It’s a question that faces many suburbs: should they allow development of land to build homes in heavily wooded areas? Or leave the land as is? The Brooklyn Center City Council addressed that question Monday evening when it voted on a new housing proposal called Eastbrook Estates Second Addition.
The land in question is south of 69th Avenue North and west of Highway 252. It features an abundance of trees and is partly owned by Brooklyn Center’s Economic Development Authority. Centra Homes wants to build 30 single-family homes on the 7.55-acre site.
According to city officials, the project would fill a need in the city for larger three-to-four bedroom homes. The city council mulled over the merits of the project against concerns, including the impact on wildlife.
“One of the things that really sets Minneapolis and the surrounding areas, Brooklyn Center included in that, apart from many parts of the country is the urban forests,” said Brooklyn Center Mayor Mike Elliott. “It’s why the city and the region are the most likable place, most livable place, in all of the country.”
Need to Improve Tax Base
The city’s Economic Development Authority bought its portion of the site for $250,000. That portion has sat vacant for years. Centra Homes agreed to pay $115,000 for the city-owned land, pending city council approval. One resident wondered whether the city would be able to recoup its original investment or whether it would fall on taxpayers. City council members who favor the project believe it will recoup the money and then some.
“I think that if you do the numbers, that in a few years, with the buildout of these properties, the city’s tax base will be so enhanced that we’ll be more than compensated for the minor difference in the sale,” said Brooklyn Center City Council member Dan Ryan. “I think it will be a good project, I think it will improve the city.”

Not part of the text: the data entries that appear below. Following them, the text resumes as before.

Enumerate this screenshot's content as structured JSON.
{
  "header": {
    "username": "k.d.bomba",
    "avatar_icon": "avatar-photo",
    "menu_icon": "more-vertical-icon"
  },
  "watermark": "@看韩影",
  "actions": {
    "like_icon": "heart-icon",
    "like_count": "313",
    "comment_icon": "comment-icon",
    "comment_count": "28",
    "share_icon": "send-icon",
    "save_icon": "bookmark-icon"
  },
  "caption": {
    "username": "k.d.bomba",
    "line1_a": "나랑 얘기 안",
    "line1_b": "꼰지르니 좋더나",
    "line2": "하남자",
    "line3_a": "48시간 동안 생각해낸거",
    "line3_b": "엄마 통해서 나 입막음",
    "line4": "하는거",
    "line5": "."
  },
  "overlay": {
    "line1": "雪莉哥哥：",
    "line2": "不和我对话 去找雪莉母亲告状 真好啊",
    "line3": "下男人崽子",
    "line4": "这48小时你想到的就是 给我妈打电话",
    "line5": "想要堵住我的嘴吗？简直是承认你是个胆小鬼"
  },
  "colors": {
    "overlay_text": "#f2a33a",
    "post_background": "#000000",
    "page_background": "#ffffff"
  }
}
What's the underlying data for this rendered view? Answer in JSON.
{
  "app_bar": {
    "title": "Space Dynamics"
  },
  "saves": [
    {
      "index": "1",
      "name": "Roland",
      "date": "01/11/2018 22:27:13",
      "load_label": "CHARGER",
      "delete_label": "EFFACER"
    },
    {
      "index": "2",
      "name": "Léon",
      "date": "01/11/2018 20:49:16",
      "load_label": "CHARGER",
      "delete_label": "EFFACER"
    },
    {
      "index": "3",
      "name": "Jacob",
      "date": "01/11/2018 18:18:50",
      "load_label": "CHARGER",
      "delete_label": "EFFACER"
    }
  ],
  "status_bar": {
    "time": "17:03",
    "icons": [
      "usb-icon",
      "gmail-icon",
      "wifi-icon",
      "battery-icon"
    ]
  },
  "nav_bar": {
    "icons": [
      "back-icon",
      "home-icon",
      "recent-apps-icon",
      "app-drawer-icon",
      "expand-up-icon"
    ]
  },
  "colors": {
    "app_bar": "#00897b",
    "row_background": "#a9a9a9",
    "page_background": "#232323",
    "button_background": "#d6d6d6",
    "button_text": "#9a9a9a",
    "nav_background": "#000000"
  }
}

Most of the homes Centra proposes would not have basements, a concern raised by Brooklyn Center City Council member Kris Lawrence-Anderson.
A Centra Homes spokesperson says the reason for that is the site grading would have to raised significantly to exceed water levels, which wouldn’t make the project economically feasible. The homes would range in price from $315,000 to $350,000. Centra Homes plans to replant about three trees per lot to make up for the tree loss.
Ultimately, the Brooklyn Center City Council approved the Eastbrook Estates project by a 3-0 vote. Mayor Elliott abstained. The city council also approved the first reading of a zoning ordinance change for the project. A final vote on that is expected July 8.
“We need to bump up our tax base and we need to offer an opportunity for people that want to stay in Brooklyn Center, but perhaps are more fiscally able to move up and want a larger home,” said Lawrence-Anderson.
The city council also approved the first reading of a zoning ordinance change for the Brooklyn Center homes. A final vote on that is expected July 8.